Early detection and timely management of vision and hearing problems are key factors in increasing quality of life for older adults.
People with both hearing and vision problems have the greatest reduction in health expectancy, as well as an overall lower life expectancy compared to people without these problems or with just one of the problems, according to a study from Singapore.
The study found that at ages 60, 70 and 80, people with either or both vision and hearing problems could expect more years of remaining life with limited physical function as well as with limitations in activities of daily living, compared to those without impairments.
Treat hearing and vision problems
In the study, the researchers conclude that “timely and appropriate management of vision and hearing impairment, especially when coexisting, among older adults has the potential to reduce the years of life they live with limitation in physical function and in activities of daily living”.
“Vision and hearing impairments are often perceived as an unfortunate but inconsequential part of ageing and in many cases remain undetected or untreated. This important study by our researchers shows that early detection and timely management of vision and hearing impairments by older adults, their families and health systems are key to increasing the quality of life for older adults,” said Professor Patrick Casey, Senior Vice Dean for Research at Duke-NUS in Singapore, according to Science Daily.
In the study, the researchers asked the participants to rate their own vision and hearing abilities. To assess physical function, they asked participants to report whether they had trouble with tasks involving their arms and legs, such as walking 200-300 meters, climbing ten steps without resting or raising their hands above their heads. They also asked participants to report whether they had trouble completing basic activities of daily living (ADL), including bathing, dressing or eating or instrumental ADLs, such as doing housework, managing their medications or taking public transport.
The study consisted of three waves. 3,452 participants were interviewed in 2009 (wave 1) and followed up in 2011-2012 and 2015. 3,103 were re-interviewed in 2011- 12 (wave 2) and 1,572 were re-interviewed in in 2015 (wave 3).
Problems increase with age
Across the waves, 12-17% of older adults had reduced vision, 6-9% had hearing loss and 9-13% had both reduced vision and hearing loss.

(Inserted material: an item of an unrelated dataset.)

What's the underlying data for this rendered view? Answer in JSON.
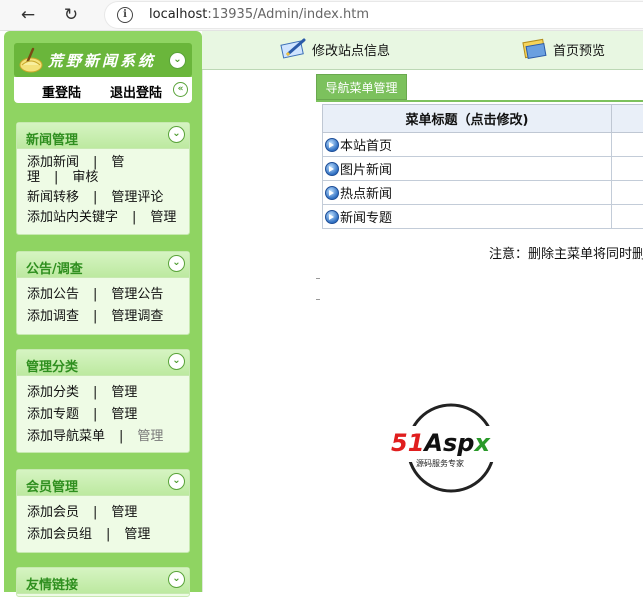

A substantial proportion, 34.6% from wave 1 to 2 and 42.7% from wave 2 to 3, experienced a change in both their vision and hearing status.
In 2009 (wave 1), 40.6% of those with hearing loss reported limitations in physical function and 20.8% reported limitations in activities of daily living. In 2011-12 (wave 2) these figures had risen to 52.2% and 26.6% and in 2015 (wave 3) to 60.4% and 29.4%.
For those with both vision and hearing problems, 65.5% reported limitations in physical function and 39.28% reported limitations in activities of daily living in 2009. In 2011-12 (wave 2), the figures were 64.3% and 43.7%. In 2015 (wave 3), the figures had risen to 78.7% and 50.6%.
Fewer years without limitations
The study found that older adults with both and hearing loss vision problems could expect to spend 62% of their remaining life with limitation to physical function, while the estimated figure for those with neither vision problems nor hearing loss was 38%. Older adults with both hearing and vision problems could expect to spend nearly one-third (31%) of their remaining life with limitations to activities of daily living, while those without these problems could expect to spend only 16% with limitations. Those with both hearing and vision problems also had the lowest life expectancy.
The study used data from three waves of a nationally representative longitudinal survey, Panel on Health and Ageing of Singaporean Elderly (PHASE).
The study, “The Impact of Self-Reported Vision and Hearing Impairment on Health Expectancy”, was published in The American Geriatric Society.
Sources: www.sciencedaily.com and The American Geriatric Society